Your job is to copy the data that follows exactly, every line included.

# # #

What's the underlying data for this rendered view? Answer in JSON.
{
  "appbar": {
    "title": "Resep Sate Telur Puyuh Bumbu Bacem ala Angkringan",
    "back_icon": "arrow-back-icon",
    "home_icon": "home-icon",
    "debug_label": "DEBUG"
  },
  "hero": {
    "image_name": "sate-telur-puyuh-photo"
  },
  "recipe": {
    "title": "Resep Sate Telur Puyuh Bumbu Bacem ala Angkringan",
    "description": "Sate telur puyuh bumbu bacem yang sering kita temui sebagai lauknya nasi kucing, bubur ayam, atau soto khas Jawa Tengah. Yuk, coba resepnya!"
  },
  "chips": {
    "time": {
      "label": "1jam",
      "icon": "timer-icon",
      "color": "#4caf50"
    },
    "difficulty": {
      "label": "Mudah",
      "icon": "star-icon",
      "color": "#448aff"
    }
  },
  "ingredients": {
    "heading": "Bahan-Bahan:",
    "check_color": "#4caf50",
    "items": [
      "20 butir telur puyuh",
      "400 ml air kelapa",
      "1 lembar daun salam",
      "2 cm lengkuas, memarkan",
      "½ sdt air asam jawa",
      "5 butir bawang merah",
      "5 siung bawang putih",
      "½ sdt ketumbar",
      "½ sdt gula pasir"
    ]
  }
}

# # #

→ Solution
What's the underlying data for this rendered view? Answer in JSON.
{
  "appbar": {
    "title": "Resep Sate Telur Puyuh Bumbu Bacem ala Angkringan",
    "back_icon": "arrow-back-icon",
    "home_icon": "home-icon",
    "debug_label": "DEBUG"
  },
  "hero": {
    "image_name": "sate-telur-puyuh-photo"
  },
  "recipe": {
    "title": "Resep Sate Telur Puyuh Bumbu Bacem ala Angkringan",
    "description": "Sate telur puyuh bumbu bacem yang sering kita temui sebagai lauknya nasi kucing, bubur ayam, atau soto khas Jawa Tengah. Yuk, coba resepnya!"
  },
  "chips": {
    "time": {
      "label": "1jam",
      "icon": "timer-icon",
      "color": "#4caf50"
    },
    "difficulty": {
      "label": "Mudah",
      "icon": "star-icon",
      "color": "#448aff"
    }
  },
  "ingredients": {
    "heading": "Bahan-Bahan:",
    "check_color": "#4caf50",
    "items": [
      "20 butir telur puyuh",
      "400 ml air kelapa",
      "1 lembar daun salam",
      "2 cm lengkuas, memarkan",
      "½ sdt air asam jawa",
      "5 butir bawang merah",
      "5 siung bawang putih",
      "½ sdt ketumbar",
      "½ sdt gula pasir"
    ]
  }
}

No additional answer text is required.